                        Thank you all for excellent rec's.

                        1. re: bishopsbitter

                          If you do plan on being in Pasadena to go to Lucky Baldwin's, consider Rose Tree Cottage for their afternoon tea. The owners can be both charming and/or persinickity but it is truely an authentic tea service. http://www.rosetreecottage.com/RTC-We...

                          1. re: Fru

                            I appreciate that additional tip. But despite being originally from England I am not a tea drinker and coffee does not substitute in an afternoon tea. Looks interesting though: thanks. I may go to the shop in search of golden syrup and suet.

                            1. re: bishopsbitter

                              Lucky Baldwins may have Lyle's Golden Syrup. They carry a few other British staples.

                              1. re: bishopsbitter

                                Whole Foods carries Lyle's Golden Syrup...

                                1. re: film_score

                                  I wonder if it does nationwide. Thanks for the tip. A good steamed treacle pudd and custard occasionally hits the spot.

                        2. Really enjoyable thread and short trip. I know "who to call" if I return to LA (which is definitely planned) for a better roam around on a slightly more leisurely schedule.
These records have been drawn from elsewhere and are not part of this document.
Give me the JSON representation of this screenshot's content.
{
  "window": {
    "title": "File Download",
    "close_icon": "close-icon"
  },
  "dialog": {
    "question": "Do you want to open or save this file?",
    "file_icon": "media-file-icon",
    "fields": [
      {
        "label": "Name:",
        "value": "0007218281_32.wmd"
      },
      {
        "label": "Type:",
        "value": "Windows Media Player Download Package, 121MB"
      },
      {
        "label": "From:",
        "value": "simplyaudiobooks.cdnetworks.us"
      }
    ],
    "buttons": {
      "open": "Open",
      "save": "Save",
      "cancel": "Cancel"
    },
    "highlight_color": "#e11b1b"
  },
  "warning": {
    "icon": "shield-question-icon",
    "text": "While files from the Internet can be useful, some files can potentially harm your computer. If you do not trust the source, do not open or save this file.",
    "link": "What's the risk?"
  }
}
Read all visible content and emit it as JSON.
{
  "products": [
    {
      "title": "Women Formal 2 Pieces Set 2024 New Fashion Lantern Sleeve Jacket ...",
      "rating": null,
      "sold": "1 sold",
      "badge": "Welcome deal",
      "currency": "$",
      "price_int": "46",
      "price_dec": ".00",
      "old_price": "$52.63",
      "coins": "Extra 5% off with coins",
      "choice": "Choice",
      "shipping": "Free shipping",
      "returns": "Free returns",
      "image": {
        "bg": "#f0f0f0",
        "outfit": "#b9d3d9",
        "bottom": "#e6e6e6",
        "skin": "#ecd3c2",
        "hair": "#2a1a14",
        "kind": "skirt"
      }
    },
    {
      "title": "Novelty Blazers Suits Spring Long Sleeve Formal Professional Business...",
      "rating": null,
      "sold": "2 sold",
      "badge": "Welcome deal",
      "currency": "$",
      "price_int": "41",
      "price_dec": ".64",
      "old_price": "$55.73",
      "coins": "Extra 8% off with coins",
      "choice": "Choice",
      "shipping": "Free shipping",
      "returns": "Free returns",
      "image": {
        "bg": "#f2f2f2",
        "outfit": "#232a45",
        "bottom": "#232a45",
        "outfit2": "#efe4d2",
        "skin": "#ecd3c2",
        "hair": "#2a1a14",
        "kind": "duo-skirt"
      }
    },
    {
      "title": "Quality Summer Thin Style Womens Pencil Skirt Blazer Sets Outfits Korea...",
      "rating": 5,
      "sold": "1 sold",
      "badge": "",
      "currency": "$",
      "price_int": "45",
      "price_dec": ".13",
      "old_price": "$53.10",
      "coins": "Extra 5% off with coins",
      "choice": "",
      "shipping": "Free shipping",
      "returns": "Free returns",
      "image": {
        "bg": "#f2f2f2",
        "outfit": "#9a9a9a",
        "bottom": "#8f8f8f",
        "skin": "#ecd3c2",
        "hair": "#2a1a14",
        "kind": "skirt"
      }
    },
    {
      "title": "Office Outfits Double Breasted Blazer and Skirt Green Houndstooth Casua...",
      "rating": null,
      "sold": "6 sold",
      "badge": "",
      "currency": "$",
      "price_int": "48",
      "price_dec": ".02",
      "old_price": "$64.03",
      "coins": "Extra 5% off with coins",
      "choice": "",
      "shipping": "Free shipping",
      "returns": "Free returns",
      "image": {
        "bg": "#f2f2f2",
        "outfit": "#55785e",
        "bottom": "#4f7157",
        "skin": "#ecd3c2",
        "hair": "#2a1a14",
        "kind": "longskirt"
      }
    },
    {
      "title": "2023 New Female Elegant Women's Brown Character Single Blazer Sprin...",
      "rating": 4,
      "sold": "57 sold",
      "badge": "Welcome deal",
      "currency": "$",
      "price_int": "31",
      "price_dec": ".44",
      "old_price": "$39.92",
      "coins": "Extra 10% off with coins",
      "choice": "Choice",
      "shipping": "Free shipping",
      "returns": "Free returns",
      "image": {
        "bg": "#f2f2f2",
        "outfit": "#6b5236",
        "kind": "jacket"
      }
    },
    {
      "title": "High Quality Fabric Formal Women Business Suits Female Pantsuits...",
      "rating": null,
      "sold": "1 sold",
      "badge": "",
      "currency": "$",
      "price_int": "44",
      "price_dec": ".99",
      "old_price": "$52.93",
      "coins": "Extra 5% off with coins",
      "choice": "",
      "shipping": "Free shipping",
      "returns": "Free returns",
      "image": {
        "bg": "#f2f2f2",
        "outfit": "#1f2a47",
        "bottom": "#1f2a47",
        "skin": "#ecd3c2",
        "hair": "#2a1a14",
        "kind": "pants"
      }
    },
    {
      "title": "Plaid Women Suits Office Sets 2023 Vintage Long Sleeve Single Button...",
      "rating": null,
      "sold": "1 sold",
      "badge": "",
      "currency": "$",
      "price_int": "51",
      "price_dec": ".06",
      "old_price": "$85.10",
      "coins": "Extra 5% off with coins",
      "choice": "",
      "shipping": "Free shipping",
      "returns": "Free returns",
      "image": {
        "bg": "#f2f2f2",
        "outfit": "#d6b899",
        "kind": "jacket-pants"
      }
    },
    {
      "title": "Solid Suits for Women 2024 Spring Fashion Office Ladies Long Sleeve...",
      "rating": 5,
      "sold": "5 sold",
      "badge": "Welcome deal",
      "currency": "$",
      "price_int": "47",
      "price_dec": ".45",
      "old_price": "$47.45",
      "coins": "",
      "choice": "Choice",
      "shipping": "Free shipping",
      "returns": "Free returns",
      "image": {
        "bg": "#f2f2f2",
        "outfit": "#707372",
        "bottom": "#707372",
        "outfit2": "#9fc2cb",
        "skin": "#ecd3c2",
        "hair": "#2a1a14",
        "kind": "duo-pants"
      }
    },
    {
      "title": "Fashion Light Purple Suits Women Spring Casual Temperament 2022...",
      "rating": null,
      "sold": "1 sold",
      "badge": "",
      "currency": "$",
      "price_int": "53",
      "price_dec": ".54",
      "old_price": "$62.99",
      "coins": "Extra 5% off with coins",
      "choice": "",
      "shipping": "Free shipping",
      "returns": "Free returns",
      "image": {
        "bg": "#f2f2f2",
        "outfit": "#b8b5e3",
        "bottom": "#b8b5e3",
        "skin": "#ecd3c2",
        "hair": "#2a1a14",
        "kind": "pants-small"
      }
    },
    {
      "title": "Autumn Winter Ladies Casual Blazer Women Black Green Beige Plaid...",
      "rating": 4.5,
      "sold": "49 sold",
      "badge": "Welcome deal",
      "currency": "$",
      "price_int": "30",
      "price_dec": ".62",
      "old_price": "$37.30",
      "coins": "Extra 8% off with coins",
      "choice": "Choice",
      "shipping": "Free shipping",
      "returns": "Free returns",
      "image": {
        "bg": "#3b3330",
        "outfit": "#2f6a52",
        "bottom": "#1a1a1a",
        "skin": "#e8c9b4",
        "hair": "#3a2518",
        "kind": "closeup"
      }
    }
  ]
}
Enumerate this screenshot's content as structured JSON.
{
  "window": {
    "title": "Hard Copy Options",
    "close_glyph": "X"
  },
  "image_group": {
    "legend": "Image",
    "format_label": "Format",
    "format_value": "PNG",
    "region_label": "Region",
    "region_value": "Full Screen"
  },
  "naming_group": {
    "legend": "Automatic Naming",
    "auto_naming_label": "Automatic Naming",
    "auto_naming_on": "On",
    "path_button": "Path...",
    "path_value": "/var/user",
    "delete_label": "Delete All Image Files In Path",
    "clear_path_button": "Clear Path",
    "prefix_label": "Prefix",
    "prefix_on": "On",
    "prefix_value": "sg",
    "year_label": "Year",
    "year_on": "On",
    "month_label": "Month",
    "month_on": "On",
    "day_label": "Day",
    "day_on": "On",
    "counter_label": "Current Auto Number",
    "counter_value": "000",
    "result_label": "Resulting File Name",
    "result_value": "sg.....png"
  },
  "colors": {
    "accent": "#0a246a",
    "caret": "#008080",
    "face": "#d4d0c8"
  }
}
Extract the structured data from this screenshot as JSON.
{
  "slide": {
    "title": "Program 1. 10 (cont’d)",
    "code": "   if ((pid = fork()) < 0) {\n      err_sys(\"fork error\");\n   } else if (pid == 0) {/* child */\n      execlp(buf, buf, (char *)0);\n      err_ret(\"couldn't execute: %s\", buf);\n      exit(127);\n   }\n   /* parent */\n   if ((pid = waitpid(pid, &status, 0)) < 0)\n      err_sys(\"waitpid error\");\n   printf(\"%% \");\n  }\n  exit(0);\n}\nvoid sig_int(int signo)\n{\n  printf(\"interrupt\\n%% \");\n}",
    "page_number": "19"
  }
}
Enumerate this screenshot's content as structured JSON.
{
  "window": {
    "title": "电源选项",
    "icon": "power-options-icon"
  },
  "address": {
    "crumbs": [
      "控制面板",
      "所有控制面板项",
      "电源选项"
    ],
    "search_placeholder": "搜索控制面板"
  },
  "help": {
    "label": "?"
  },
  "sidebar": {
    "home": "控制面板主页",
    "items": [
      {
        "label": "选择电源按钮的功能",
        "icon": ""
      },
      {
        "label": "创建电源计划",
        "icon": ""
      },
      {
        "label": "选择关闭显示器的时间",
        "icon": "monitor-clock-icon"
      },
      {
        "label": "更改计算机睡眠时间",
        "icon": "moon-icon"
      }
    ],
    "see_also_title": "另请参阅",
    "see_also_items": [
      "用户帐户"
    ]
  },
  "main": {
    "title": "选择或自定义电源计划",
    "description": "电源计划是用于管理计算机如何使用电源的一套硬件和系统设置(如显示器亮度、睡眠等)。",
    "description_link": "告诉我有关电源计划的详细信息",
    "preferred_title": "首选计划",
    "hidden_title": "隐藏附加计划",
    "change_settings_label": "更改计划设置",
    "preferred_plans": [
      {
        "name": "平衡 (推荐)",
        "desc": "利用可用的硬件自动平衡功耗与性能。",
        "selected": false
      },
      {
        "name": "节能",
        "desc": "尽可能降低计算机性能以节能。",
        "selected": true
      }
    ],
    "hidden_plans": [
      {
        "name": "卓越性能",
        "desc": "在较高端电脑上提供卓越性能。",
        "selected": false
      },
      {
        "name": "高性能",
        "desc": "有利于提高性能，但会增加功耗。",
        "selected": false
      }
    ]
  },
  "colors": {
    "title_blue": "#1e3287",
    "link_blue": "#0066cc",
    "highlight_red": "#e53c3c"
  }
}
Thanks to all who chipped in. It's always reassuring to know there are people as maniacal about food and service as one's self no matter where one goes. (Or at least, if simply insane, at least others are nutzo along with you.)

                          Thanks again for all responses.

                          bishopsbitter